WHAT IS REQUIRED: After going through the data, give the number of lines that contain the word "Channel" as your sole answer.
== INPUT FOR THIS TASK ==
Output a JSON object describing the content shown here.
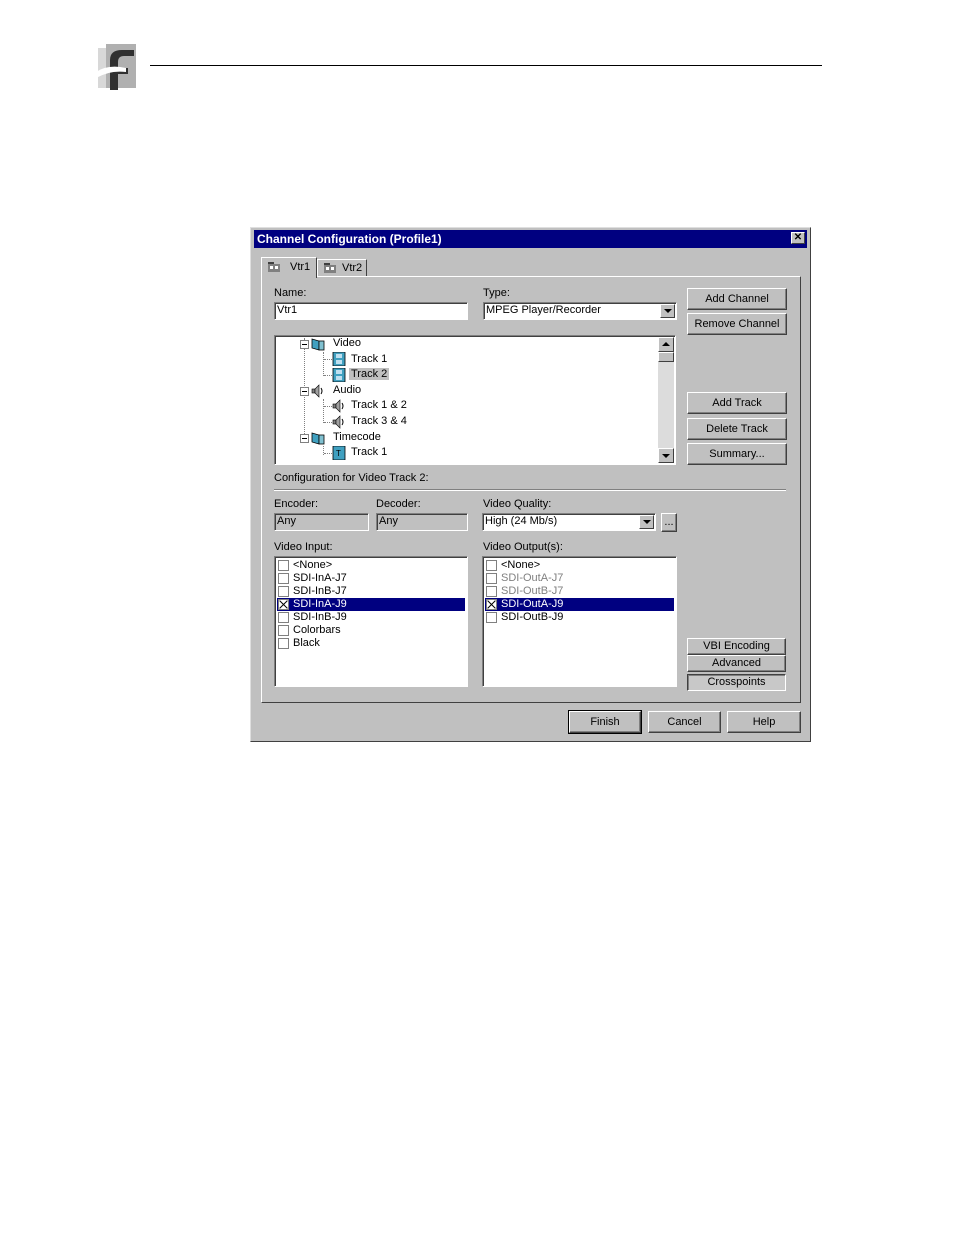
{
  "dialog": {
    "title": "Channel Configuration (Profile1)",
    "tabs": [
      {
        "label": "Vtr1"
      },
      {
        "label": "Vtr2"
      }
    ],
    "name": {
      "label": "Name:",
      "value": "Vtr1"
    },
    "type": {
      "label": "Type:",
      "value": "MPEG Player/Recorder"
    },
    "buttons": {
      "add_channel": "Add Channel",
      "remove_channel": "Remove Channel",
      "add_track": "Add Track",
      "delete_track": "Delete Track",
      "summary": "Summary...",
      "vbi_encoding": "VBI Encoding",
      "advanced": "Advanced",
      "crosspoints": "Crosspoints",
      "finish": "Finish",
      "cancel": "Cancel",
      "help": "Help",
      "ellipsis": "..."
    },
    "tree": {
      "video": "Video",
      "video_track1": "Track 1",
      "video_track2": "Track 2",
      "audio": "Audio",
      "audio_track12": "Track 1 & 2",
      "audio_track34": "Track 3 & 4",
      "timecode": "Timecode",
      "timecode_track1": "Track 1"
    },
    "config_label": "Configuration for Video Track 2:",
    "encoder": {
      "label": "Encoder:",
      "value": "Any"
    },
    "decoder": {
      "label": "Decoder:",
      "value": "Any"
    },
    "video_quality": {
      "label": "Video Quality:",
      "value": "High (24 Mb/s)"
    },
    "video_input": {
      "label": "Video Input:",
      "items": [
        {
          "label": "<None>",
          "checked": false,
          "selected": false,
          "disabled": false
        },
        {
          "label": "SDI-InA-J7",
          "checked": false,
          "selected": false,
          "disabled": false
        },
        {
          "label": "SDI-InB-J7",
          "checked": false,
          "selected": false,
          "disabled": false
        },
        {
          "label": "SDI-InA-J9",
          "checked": true,
          "selected": true,
          "disabled": false
        },
        {
          "label": "SDI-InB-J9",
          "checked": false,
          "selected": false,
          "disabled": false
        },
        {
          "label": "Colorbars",
          "checked": false,
          "selected": false,
          "disabled": false
        },
        {
          "label": "Black",
          "checked": false,
          "selected": false,
          "disabled": false
        }
      ]
    },
    "video_output": {
      "label": "Video Output(s):",
      "items": [
        {
          "label": "<None>",
          "checked": false,
          "selected": false,
          "disabled": false
        },
        {
          "label": "SDI-OutA-J7",
          "checked": false,
          "selected": false,
          "disabled": true
        },
        {
          "label": "SDI-OutB-J7",
          "checked": false,
          "selected": false,
          "disabled": true
        },
        {
          "label": "SDI-OutA-J9",
          "checked": true,
          "selected": true,
          "disabled": false
        },
        {
          "label": "SDI-OutB-J9",
          "checked": false,
          "selected": false,
          "disabled": false
        }
      ]
    }
  },
  "colors": {
    "titlebar": "#000080",
    "face": "#c0c0c0",
    "selection": "#000080"
  }
}
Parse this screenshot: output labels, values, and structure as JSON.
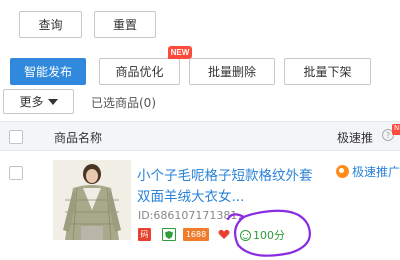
{
  "toolbar": {
    "query_label": "查询",
    "reset_label": "重置"
  },
  "actions": {
    "smart_publish_label": "智能发布",
    "optimize_label": "商品优化",
    "new_badge": "NEW",
    "batch_delete_label": "批量删除",
    "batch_offshelf_label": "批量下架",
    "more_label": "更多",
    "selected_text": "已选商品(0)"
  },
  "table": {
    "headers": {
      "name": "商品名称",
      "speed_promo": "极速推",
      "hot_badge": "NEW"
    },
    "rows": [
      {
        "title_line1": "小个子毛呢格子短款格纹外套",
        "title_line2": "双面羊绒大衣女...",
        "id_text": "ID:686107171381",
        "tags": [
          "码",
          "",
          "1688",
          ""
        ],
        "score": "100分",
        "speed_promo_label": "极速推广"
      }
    ]
  },
  "colors": {
    "primary": "#3089dc",
    "link": "#2a82d8",
    "new_badge": "#ff4a3b",
    "score": "#2e9e3b",
    "annotation": "#8a2be2"
  }
}
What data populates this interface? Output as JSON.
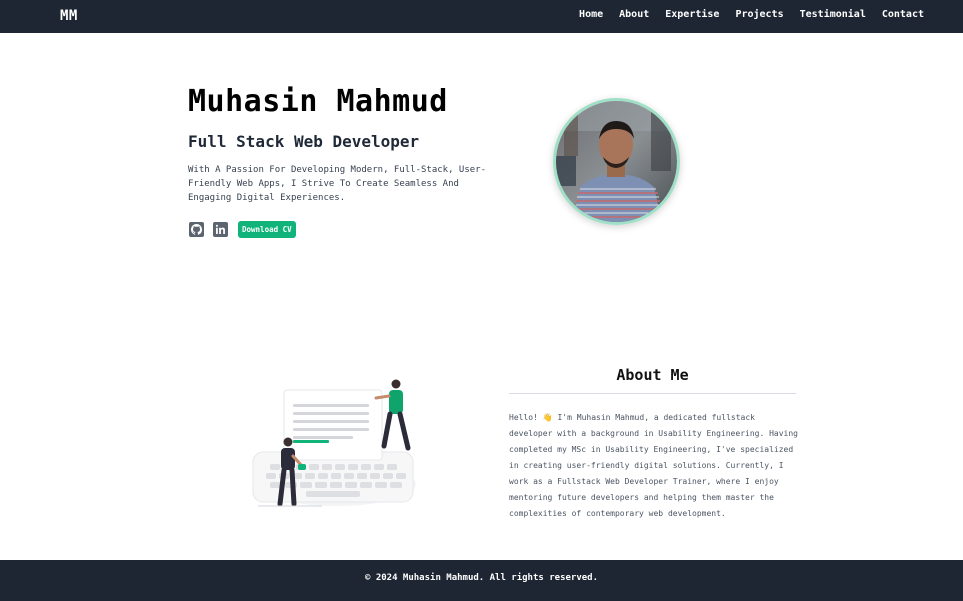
{
  "navbar": {
    "logo": "MM",
    "links": [
      "Home",
      "About",
      "Expertise",
      "Projects",
      "Testimonial",
      "Contact"
    ]
  },
  "hero": {
    "name": "Muhasin Mahmud",
    "role": "Full Stack Web Developer",
    "bio": "With A Passion For Developing Modern, Full-Stack, User-Friendly Web Apps, I Strive To Create Seamless And Engaging Digital Experiences.",
    "download_cv": "Download CV",
    "social_icons": [
      "github-icon",
      "linkedin-icon"
    ]
  },
  "about": {
    "title": "About Me",
    "text": "Hello! 👋 I'm Muhasin Mahmud, a dedicated fullstack developer with a background in Usability Engineering. Having completed my MSc in Usability Engineering, I've specialized in creating user-friendly digital solutions. Currently, I work as a Fullstack Web Developer Trainer, where I enjoy mentoring future developers and helping them master the complexities of contemporary web development."
  },
  "footer": {
    "text": "© 2024 Muhasin Mahmud. All rights reserved."
  },
  "colors": {
    "navbar_bg": "#1e2533",
    "accent": "#10b47a",
    "avatar_ring": "#9fe0c6"
  }
}
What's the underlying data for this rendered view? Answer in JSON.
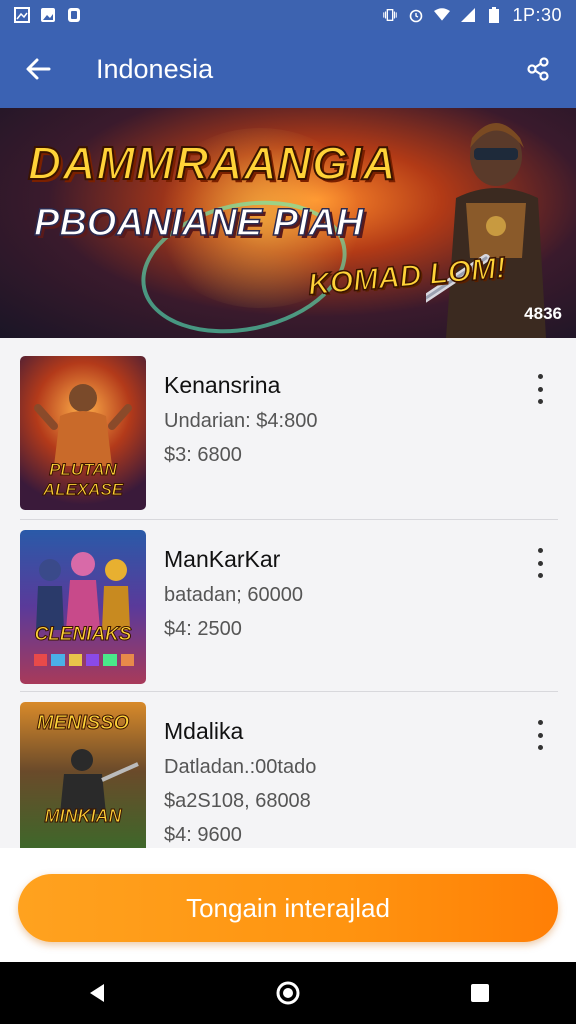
{
  "status_bar": {
    "time": "1P:30",
    "left_icons": [
      "gallery-icon",
      "photo-icon",
      "notification-icon"
    ],
    "right_icons": [
      "vibrate-icon",
      "alarm-icon",
      "wifi-icon",
      "signal-icon",
      "battery-icon"
    ]
  },
  "app_bar": {
    "title": "Indonesia",
    "back_icon": "arrow-left-icon",
    "share_icon": "share-icon",
    "color": "#3b62b3"
  },
  "banner": {
    "line1": "DAMMRAANGIA",
    "line2": "PBOANIANE PIAH",
    "line3": "KOMAD LOM!",
    "code": "4836"
  },
  "items": [
    {
      "name": "Kenansrina",
      "line1": "Undarian: $4:800",
      "line2": "$3: 6800",
      "line3": "",
      "thumb_title": "PLUTAN ALEXASE"
    },
    {
      "name": "ManKarKar",
      "line1": "batadan; 60000",
      "line2": "$4: 2500",
      "line3": "",
      "thumb_title": "CLENIAKS"
    },
    {
      "name": "Mdalika",
      "line1": "Datladan.:00tado",
      "line2": "$a2S108, 68008",
      "line3": "$4: 9600",
      "thumb_title_top": "MENISSO",
      "thumb_title": "MINKIAN"
    }
  ],
  "cta": {
    "label": "Tongain interajlad",
    "color": "#ff9410"
  },
  "nav_bar": {
    "icons": [
      "back-triangle-icon",
      "home-circle-icon",
      "recents-square-icon"
    ]
  }
}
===
EXPECTED ANSWER: 3